MANILA, Philippines – A bomb explosion rocked a southern Philippine public market on Wednesday, killing at least six people and wounding 22 others, officials said, amid warnings that Muslim militants may try to disrupt this weekend's Asian regional summit.
He said three people died instantly and another two succumbed to wounds.
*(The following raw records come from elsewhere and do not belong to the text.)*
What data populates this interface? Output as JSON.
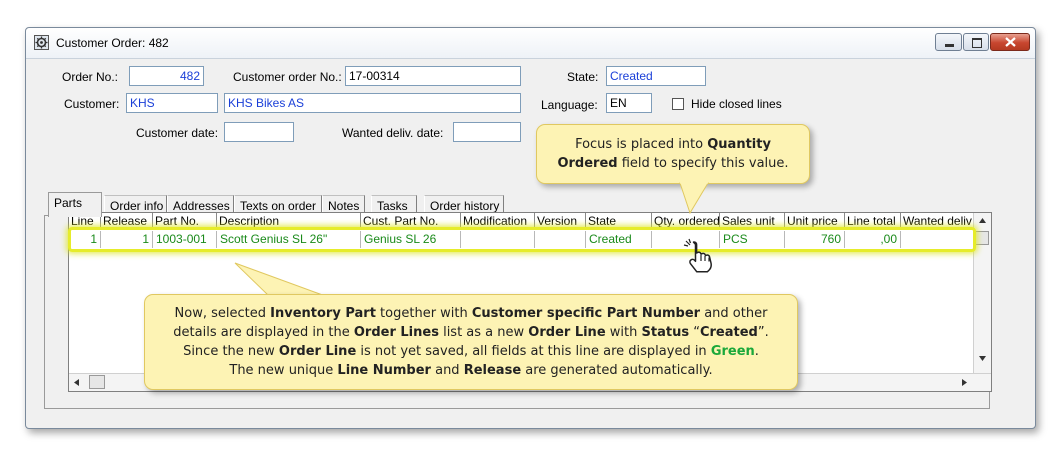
{
  "window": {
    "title": "Customer Order: 482"
  },
  "form": {
    "order_no_label": "Order No.:",
    "order_no_value": "482",
    "customer_order_no_label": "Customer order No.:",
    "customer_order_no_value": "17-00314",
    "state_label": "State:",
    "state_value": "Created",
    "customer_label": "Customer:",
    "customer_code": "KHS",
    "customer_name": "KHS Bikes AS",
    "language_label": "Language:",
    "language_value": "EN",
    "hide_closed_label": "Hide closed lines",
    "customer_date_label": "Customer date:",
    "customer_date_value": "",
    "wanted_deliv_label": "Wanted deliv. date:",
    "wanted_deliv_value": ""
  },
  "tabs": [
    "Parts",
    "Order info",
    "Addresses",
    "Texts on order",
    "Notes",
    "Tasks",
    "Order history"
  ],
  "grid": {
    "columns": [
      "Line",
      "Release",
      "Part No.",
      "Description",
      "Cust. Part No.",
      "Modification",
      "Version",
      "State",
      "Qty. ordered",
      "Sales unit",
      "Unit price",
      "Line total",
      "Wanted deliv"
    ],
    "row": {
      "line": "1",
      "release": "1",
      "part_no": "1003-001",
      "description": "Scott Genius SL 26\"",
      "cust_part_no": "Genius SL 26",
      "modification": "",
      "version": "",
      "state": "Created",
      "qty_ordered": "",
      "sales_unit": "PCS",
      "unit_price": "760",
      "line_total": ",00",
      "wanted_deliv": ""
    }
  },
  "callout_top": {
    "t1": "Focus is placed into ",
    "b1": "Quantity",
    "b2": "Ordered",
    "t2": " field to specify this value."
  },
  "callout_bottom": {
    "l1_a": "Now, selected ",
    "l1_b": "Inventory Part",
    "l1_c": " together with ",
    "l1_d": "Customer specific Part Number",
    "l1_e": " and other",
    "l2_a": "details are displayed in the ",
    "l2_b": "Order Lines",
    "l2_c": " list as a new ",
    "l2_d": "Order Line",
    "l2_e": " with ",
    "l2_f": "Status",
    "l2_g": " “",
    "l2_h": "Created",
    "l2_i": "”.",
    "l3_a": "Since the new ",
    "l3_b": "Order Line",
    "l3_c": " is not yet saved, all fields at this line are displayed in ",
    "l3_d": "Green",
    "l3_e": ".",
    "l4_a": "The new unique ",
    "l4_b": "Line Number",
    "l4_c": " and ",
    "l4_d": "Release",
    "l4_e": " are generated automatically."
  },
  "colors": {
    "line_text": "#1a8a1a",
    "highlight": "#e6ec2a",
    "callout_bg": "#fdf3b4",
    "field_text": "#1a3fd8"
  }
}
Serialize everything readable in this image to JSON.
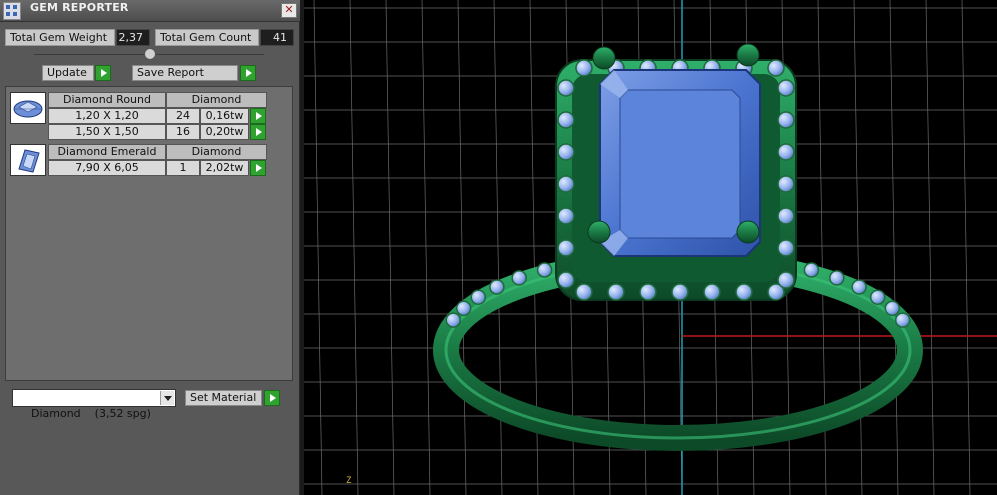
{
  "window": {
    "title": "GEM REPORTER",
    "close_symbol": "✕"
  },
  "summary": {
    "total_weight_label": "Total Gem Weight",
    "total_weight_value": "2,37",
    "total_count_label": "Total Gem Count",
    "total_count_value": "41"
  },
  "actions": {
    "update_label": "Update",
    "save_report_label": "Save Report"
  },
  "gem_groups": [
    {
      "shape": "Diamond Round",
      "material": "Diamond",
      "icon": "round-gem-icon",
      "rows": [
        {
          "size": "1,20 X 1,20",
          "count": "24",
          "weight": "0,16tw"
        },
        {
          "size": "1,50 X 1,50",
          "count": "16",
          "weight": "0,20tw"
        }
      ]
    },
    {
      "shape": "Diamond Emerald",
      "material": "Diamond",
      "icon": "emerald-cut-gem-icon",
      "rows": [
        {
          "size": "7,90 X 6,05",
          "count": "1",
          "weight": "2,02tw"
        }
      ]
    }
  ],
  "material": {
    "selected": "Diamond    (3,52 spg)",
    "set_material_label": "Set Material"
  },
  "viewport": {
    "axis_label": "Z",
    "colors": {
      "background": "#000000",
      "grid": "#6b6b6b",
      "metal": "#1f8a4d",
      "gem": "#4a78d4",
      "x_axis": "#c01818",
      "y_axis": "#1aa0b8"
    }
  },
  "colors": {
    "panel": "#585858",
    "go_button": "#2fa22f",
    "value_box": "#1e1e1e"
  }
}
Staff at the St. Elizabeth Hospital in the city reported another person died on arrival, bringing the death toll to six.
Chief Superintendent German Doria, the regional police chief, said police had no suspects immediately but that the regional militant network Jemaah Islamiyah and its ally, the local Abu Sayyaf group, "usually are the ones doing all these explosions in the region."
But he said police also were looking into the possibility that the blast stemmed from the failure of the lottery outlet operator to pay winners of a lottery draw.
"This Lotto outlet closed three days ago because many bettors won ... then all of a sudden an explosion occurred in front of the Lotto outlet," Doria said.
Philippine National Police chief Oscar Calderon, who is in Cebu to oversee security for the summit, said earlier Wednesday that militants may try to embarrass the government, a staunch U.S. ally in counterterrorism, by staging attacks during the summit.
Chief Superintendent Romeo Ricardo, director of the national police Intelligence Group, said police and army troops have launched operations against militants throughout the archipelago to prevent them from carrying out attacks.
Those operations led to the killing of five members of the local Abu Sayyaf Islamic extremist group and an Indonesian militant in southern Tawi Tawi province last week, and the arrest of a bomb suspect two days earlier just southeast of Manila, he said.
On Wednesday, military Chief of Staff Gen. Hermogenes Esperon said troops killed another senior Abu Sayyaf member, Binang Sali.
Terrorism is a concern at the summit of the 10-member Association of Southeast Asian Nations and their partners from Australia, China, Japan, South Korea, New Zealand and India. Most foreign and economic ministers arrived Wednesday ahead of their leaders.
Australia said Monday it had received information suggesting terrorists were "in the final stages of planning attacks" on a range of targets in the Philippines, particularly in the southern Philippines, where Muslim insurgents and Al Qaeda-linked militants are active.
But Philippine officials insisted security for the summit was tight, with police and troops on the highest alert.
The Philippines last month postponed the summit, originally set for Dec. 11-13, at the last minute, citing an approaching typhoon. But some delegates suspected concerns over a terror attack were the real reason.